Meanwhile, similar sentiments were expressed by Chancellor of the Judiciary (ag), Justice Yonette Cummings-Edwards, who underscored the need for more Judges to assist in carrying out the mandate of the Judiciary.
She outlined that the complement of Judges has been depleted with the retirements of High Court Judges – Justice Franklin Holder and Justice Brassington Reynolds – in the latter half of 2022.
“Courts exist to do justice and we cannot do justice with machines alone. We need the people and we can only do what we’re required to do if we have the necessary resources.“We do not need the rhetoric… We need the Judges.
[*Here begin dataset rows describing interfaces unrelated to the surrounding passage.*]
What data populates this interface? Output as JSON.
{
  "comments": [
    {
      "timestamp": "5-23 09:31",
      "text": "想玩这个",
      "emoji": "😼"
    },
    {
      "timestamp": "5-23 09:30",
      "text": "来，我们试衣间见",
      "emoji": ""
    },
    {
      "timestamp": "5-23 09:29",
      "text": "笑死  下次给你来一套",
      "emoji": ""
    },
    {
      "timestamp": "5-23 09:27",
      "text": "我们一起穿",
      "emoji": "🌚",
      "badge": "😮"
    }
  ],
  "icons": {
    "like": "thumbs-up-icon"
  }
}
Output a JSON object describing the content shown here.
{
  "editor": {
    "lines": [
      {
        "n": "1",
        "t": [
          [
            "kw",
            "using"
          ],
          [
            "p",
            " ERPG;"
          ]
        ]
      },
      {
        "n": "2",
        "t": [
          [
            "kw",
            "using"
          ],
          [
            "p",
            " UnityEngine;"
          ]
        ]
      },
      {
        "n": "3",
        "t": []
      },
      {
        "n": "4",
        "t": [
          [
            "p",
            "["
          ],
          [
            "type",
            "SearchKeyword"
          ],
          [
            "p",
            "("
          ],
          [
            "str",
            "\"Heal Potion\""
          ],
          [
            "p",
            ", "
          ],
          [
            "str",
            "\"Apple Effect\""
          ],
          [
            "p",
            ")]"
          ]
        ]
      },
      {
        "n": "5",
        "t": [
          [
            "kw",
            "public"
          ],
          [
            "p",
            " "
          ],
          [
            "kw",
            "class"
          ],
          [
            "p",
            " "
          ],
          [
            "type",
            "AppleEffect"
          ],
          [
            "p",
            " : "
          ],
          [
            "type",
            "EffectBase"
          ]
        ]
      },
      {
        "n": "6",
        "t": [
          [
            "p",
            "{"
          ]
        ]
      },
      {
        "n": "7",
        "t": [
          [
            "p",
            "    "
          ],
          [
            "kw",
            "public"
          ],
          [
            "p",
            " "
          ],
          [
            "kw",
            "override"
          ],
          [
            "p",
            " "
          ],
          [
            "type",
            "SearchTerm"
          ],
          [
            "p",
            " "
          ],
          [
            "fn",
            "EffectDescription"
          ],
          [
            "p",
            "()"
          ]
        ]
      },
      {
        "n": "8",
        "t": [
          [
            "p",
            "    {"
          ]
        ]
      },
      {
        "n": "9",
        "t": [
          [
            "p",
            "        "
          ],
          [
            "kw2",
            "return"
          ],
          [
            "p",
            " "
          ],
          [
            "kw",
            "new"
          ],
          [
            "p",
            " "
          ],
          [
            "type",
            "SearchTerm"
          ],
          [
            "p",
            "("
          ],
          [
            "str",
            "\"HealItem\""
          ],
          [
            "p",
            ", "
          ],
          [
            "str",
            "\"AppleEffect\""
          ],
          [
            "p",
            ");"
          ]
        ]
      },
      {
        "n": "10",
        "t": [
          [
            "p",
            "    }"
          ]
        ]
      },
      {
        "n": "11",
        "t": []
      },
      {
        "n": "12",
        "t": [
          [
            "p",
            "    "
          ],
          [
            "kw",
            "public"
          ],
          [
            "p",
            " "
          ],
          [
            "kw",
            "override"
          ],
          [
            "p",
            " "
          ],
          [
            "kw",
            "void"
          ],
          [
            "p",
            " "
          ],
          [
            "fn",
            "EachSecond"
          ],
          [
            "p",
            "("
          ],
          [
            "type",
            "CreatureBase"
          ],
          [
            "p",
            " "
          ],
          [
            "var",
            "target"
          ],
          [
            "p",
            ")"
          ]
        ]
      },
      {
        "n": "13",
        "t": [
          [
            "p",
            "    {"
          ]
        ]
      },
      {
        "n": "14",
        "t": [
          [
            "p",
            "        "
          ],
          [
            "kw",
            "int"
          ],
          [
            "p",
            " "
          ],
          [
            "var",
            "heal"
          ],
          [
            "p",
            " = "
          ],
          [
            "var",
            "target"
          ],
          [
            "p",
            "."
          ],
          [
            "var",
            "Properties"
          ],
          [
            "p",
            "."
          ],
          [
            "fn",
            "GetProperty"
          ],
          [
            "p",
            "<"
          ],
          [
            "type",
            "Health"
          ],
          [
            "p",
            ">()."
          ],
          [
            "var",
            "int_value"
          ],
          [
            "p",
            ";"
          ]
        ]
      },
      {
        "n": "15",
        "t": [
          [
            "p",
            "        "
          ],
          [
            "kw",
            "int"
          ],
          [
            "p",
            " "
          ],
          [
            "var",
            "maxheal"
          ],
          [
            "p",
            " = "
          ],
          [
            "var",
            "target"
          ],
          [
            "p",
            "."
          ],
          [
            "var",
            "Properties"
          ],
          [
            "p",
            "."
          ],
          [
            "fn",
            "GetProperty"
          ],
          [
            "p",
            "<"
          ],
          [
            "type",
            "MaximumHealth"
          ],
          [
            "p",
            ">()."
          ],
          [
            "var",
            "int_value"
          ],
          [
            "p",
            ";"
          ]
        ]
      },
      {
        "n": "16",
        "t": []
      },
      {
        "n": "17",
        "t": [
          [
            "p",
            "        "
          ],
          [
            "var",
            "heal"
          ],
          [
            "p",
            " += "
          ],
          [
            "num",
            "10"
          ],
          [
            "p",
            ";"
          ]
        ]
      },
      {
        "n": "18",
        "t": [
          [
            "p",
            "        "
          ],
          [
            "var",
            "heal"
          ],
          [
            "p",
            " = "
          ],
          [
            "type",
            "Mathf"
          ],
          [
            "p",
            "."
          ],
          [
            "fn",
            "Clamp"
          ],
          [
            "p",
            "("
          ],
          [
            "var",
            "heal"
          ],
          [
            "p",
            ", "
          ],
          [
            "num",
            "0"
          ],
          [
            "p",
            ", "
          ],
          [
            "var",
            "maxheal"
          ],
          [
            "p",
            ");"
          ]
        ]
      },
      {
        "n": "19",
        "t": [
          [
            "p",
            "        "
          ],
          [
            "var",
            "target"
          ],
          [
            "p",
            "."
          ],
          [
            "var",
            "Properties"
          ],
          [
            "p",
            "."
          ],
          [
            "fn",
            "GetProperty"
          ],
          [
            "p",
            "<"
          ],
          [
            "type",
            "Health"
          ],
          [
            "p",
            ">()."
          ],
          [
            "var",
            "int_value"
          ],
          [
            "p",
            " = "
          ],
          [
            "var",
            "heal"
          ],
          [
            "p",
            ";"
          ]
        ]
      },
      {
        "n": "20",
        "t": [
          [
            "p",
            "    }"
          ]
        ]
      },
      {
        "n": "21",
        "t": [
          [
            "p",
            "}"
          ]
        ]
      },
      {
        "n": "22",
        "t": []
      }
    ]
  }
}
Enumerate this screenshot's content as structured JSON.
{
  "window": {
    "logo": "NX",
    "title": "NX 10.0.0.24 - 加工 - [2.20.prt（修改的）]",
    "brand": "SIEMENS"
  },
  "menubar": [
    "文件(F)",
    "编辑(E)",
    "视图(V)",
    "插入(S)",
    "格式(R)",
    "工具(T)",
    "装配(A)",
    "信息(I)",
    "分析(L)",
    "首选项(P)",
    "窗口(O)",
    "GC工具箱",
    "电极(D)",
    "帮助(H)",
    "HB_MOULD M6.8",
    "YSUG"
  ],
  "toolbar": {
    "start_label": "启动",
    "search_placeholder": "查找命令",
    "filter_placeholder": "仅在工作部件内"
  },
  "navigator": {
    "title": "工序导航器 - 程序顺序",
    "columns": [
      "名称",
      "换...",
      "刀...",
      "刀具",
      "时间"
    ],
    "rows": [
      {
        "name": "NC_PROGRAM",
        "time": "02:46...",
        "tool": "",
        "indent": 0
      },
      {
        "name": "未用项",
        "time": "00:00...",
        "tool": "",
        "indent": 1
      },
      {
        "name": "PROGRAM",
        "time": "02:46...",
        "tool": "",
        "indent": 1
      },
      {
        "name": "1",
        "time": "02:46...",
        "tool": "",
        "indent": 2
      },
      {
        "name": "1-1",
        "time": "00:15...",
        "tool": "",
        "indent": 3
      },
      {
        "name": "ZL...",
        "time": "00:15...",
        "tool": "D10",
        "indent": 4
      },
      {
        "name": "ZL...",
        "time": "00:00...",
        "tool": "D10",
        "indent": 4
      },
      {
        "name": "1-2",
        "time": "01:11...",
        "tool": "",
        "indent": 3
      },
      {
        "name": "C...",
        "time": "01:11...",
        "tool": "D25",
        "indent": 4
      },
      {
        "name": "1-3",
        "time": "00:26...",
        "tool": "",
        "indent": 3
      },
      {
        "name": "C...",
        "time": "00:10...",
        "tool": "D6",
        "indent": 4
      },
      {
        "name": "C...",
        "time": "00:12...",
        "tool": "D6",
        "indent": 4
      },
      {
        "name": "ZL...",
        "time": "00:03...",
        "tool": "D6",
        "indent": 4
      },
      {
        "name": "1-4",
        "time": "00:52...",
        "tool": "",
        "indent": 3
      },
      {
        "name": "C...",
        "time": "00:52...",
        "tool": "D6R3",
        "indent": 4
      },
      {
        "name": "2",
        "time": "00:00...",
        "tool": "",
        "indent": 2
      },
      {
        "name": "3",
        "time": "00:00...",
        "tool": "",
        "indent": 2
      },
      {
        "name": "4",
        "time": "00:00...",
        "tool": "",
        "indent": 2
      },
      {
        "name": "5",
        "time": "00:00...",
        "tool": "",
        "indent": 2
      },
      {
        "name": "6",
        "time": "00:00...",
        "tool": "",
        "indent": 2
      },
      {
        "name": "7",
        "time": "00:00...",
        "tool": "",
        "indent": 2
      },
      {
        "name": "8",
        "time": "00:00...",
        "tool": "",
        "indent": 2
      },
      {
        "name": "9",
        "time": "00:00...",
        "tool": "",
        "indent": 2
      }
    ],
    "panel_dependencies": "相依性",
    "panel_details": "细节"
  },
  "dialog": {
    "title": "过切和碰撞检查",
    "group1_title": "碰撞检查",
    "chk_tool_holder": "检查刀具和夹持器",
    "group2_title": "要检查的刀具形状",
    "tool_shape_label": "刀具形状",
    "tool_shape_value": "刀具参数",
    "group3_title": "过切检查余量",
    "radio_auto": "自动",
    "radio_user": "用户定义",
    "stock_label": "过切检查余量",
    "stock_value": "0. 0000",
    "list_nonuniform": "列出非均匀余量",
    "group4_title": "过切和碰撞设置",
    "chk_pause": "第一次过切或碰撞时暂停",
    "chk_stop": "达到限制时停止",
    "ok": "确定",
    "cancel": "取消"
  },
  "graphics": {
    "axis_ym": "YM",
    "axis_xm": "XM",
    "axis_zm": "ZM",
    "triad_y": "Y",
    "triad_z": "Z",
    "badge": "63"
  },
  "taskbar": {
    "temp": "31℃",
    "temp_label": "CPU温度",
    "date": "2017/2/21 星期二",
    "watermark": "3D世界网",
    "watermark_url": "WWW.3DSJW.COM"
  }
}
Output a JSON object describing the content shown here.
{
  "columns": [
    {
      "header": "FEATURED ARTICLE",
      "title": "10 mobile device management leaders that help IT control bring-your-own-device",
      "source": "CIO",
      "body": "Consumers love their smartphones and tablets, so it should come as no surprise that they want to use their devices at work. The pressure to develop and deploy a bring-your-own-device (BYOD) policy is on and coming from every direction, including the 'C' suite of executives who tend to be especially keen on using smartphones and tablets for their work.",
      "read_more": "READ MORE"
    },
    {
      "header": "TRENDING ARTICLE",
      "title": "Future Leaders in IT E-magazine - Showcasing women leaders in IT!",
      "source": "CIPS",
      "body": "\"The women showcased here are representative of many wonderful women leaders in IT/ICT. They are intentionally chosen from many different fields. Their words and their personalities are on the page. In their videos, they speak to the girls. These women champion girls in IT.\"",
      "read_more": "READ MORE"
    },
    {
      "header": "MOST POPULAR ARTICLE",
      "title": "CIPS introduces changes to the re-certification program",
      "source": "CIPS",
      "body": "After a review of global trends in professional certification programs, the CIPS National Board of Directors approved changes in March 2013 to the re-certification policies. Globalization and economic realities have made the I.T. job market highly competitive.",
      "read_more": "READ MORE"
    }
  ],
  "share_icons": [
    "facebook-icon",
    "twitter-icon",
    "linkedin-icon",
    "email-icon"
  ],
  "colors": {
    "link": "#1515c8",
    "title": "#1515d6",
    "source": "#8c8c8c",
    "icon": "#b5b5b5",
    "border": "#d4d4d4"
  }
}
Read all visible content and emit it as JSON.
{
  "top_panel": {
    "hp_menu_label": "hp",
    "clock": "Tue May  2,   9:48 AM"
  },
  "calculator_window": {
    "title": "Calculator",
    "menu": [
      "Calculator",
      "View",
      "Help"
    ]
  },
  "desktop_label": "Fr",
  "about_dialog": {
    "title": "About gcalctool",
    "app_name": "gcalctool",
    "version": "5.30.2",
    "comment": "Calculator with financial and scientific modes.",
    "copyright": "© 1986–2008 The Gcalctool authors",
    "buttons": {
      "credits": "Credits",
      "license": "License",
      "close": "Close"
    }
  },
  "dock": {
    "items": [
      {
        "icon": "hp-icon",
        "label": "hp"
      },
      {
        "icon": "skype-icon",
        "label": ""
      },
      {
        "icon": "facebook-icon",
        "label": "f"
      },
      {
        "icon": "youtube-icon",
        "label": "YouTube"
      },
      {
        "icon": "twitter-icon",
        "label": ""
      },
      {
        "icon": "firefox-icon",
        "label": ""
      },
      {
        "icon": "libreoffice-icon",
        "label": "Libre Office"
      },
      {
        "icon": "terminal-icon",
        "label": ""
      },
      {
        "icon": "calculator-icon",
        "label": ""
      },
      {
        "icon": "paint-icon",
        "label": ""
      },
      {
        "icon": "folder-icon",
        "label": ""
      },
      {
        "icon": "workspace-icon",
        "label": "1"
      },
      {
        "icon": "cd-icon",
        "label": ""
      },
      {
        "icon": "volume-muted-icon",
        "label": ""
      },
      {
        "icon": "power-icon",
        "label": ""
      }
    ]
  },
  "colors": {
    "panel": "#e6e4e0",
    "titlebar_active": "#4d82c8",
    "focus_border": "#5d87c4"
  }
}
We’ve been hearing, time again, about the JSC soon to be established, we would like to see the implementation and the establishment of the Judicial Service Commission,” the Chancellor insisted.
Director of Public Prosecutions (DPP), Shalimar Ali-Hack has also joined the calls for more Judges to be appointed, especially in light of the significant increase in the number of criminal cases.
She said more Judges are needed to preside over the criminal sittings so that the backlog of cases could be disposed of in a timely manner.
Moreover, President of the Guyana Bar Association, Attorney-at-Law Pauline Chase also pointed out that the lack of a full complement of Judges in the High Court and Court of Appeal, owing to the absence of the Judicial Service Commission to appoint Judges, is severely undermining the administration of Justice.
“We’re now at about half of our statutory complement of Judges… We at the Bar are acutely aware with the pressure that this is placing on the [judicial] system… Our Judges are performing a herculean task in supporting the system… Help is urgently needed,” Chase asserted.
The tenure of the previous JSC expired in September 2017.
Article 198 (1) of the Constitution of Guyana states that the JSC members must comprise of the Chancellor of the Judiciary, who will be appointed as Chairman; the Chief Justice; the Chairman of the Public Service Commission, and any other members appointed to the Commission.
The JSC’s remit includes the power to make appointments, to remove and to exercise disciplinary control over persons holding or acting within the offices of Commissioner of Title, Director of Public Prosecutions, Deputy Director of Public Prosecutions, Magistrate, Registrar of the High Court, Deputy Registrar of the High Court, Registrar of Deeds and Deputy Registrar of Deeds, among others.
The Commission also advises the President on the appointment of Judges, with the exception of the Chancellor and the Chief Justice.